Faust said Hammonds has “fully invested herself in improving the experience of our undergraduates both inside and outside the classroom, and in promoting a culture of inclusion and community across the College.”

Smith called her “an important partner in our efforts to reinvigorate the student experience at Harvard College” and “deeply committed to the well-being of students and passionate about supporting their opportunities to explore their academic and extracurricular interests.”

Hammonds told The New York Times that the controversy did not factor into her decision to resign.

“I was never asked to step down,” Hammonds said. “I have been in discussions to return to academia and my research for some time.”

“The e-mail controversy was difficult, but it was not a motivating factor in my decision to step down as dean,” she said. Hammonds will take a sabbatical for the first time in 11 years before taking on her new duties at Harvard.

Black academics on the expectation of perfection

While Hammonds seems at peace with her decision, some find her circumstances disconcerting because they speak to the lengths black academics at top schools might feel pressured to go to in order to appear competent.

“It was personally very sad to me to see her have to step down because of something like this, but I also think, without trying to put words into her mouth, I also think that the pressure on her as a dean of color put her in this position,” Dr. Anthea Butler, associate professor of Religious Studies and Africana Studies at the University of Pennsylvania, told theGrio.

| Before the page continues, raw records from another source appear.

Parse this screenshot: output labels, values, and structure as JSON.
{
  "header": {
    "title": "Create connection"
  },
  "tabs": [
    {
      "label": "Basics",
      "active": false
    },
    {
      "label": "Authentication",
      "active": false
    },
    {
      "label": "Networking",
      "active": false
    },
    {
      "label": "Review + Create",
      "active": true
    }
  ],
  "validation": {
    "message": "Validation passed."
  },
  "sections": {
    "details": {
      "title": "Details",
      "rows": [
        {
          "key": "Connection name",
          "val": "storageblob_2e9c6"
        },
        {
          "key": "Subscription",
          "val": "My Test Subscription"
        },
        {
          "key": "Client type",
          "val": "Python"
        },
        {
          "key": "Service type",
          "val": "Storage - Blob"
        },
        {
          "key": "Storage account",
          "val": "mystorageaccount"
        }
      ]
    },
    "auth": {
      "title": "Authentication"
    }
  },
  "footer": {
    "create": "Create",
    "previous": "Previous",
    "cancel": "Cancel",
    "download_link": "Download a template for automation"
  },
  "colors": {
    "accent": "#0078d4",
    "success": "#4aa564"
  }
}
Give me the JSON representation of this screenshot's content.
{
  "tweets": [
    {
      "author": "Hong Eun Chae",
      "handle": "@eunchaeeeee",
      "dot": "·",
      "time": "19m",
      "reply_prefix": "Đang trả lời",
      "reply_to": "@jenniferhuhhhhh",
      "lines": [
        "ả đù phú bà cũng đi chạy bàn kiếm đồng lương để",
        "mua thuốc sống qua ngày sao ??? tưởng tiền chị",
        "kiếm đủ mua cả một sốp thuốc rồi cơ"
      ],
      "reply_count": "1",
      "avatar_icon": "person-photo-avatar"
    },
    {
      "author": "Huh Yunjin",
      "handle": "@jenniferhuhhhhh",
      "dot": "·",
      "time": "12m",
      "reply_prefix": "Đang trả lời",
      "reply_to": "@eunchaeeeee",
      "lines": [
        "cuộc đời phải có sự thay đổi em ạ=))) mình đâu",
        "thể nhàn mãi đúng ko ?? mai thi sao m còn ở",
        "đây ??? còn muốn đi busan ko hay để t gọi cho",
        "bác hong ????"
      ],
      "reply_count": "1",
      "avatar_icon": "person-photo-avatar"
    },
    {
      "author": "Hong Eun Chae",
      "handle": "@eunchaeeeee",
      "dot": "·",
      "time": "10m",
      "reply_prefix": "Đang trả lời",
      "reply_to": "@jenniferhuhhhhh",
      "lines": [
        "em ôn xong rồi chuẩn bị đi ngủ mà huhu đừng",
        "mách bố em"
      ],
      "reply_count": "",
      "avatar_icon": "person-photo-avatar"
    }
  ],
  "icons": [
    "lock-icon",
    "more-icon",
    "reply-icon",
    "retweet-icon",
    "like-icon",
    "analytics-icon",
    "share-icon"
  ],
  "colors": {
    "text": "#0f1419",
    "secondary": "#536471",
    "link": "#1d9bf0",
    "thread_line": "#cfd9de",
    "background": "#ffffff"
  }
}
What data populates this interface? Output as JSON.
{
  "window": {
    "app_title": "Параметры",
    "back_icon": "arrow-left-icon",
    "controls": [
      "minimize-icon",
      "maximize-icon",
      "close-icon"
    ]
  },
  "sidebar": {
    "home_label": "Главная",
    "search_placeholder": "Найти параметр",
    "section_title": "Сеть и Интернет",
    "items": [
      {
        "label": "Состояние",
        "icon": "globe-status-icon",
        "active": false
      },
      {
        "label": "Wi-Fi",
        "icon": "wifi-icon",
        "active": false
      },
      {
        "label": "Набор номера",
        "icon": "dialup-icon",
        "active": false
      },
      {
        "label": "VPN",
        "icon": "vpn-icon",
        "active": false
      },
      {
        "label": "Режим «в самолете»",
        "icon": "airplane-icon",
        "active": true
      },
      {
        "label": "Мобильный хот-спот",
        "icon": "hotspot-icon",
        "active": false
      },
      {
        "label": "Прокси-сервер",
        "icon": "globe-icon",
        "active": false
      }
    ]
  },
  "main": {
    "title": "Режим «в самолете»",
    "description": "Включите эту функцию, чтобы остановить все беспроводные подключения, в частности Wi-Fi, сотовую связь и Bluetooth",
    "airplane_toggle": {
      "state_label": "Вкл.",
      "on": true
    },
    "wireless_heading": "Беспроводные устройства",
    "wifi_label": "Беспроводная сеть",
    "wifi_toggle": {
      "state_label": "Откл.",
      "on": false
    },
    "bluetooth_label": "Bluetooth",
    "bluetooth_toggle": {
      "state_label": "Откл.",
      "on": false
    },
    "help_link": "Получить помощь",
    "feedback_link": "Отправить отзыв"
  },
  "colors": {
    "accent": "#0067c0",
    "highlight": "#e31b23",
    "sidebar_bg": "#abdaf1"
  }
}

“The expectation is that you’re going to get to the bottom of this problem, and you don’t want to seem incompetent. You want to seem thorough,” said Butler. “You know that there are people there who are just thinking you have that position because you are a woman and a person of color, do you see? So I think because of what happened, she went to this extreme to get things done, because she did not want to be perceived as a person who would not take care of business. And that can make you get off-balance, too.”

Dyson believes Hammonds’ difficulties are a metaphor for what people of color face every day.

“Isn’t it ironic that the very thing that she’s come under criticism for is the very thing to which she is subject as a woman and a person of color — the kind of collective surveillance of the culture, except it doesn’t get called out that way,” he said. “That kind of scrutiny, that kind of examination, that can sometimes lead to overdoing it to make sure that you’re seen as competent in doing your job well.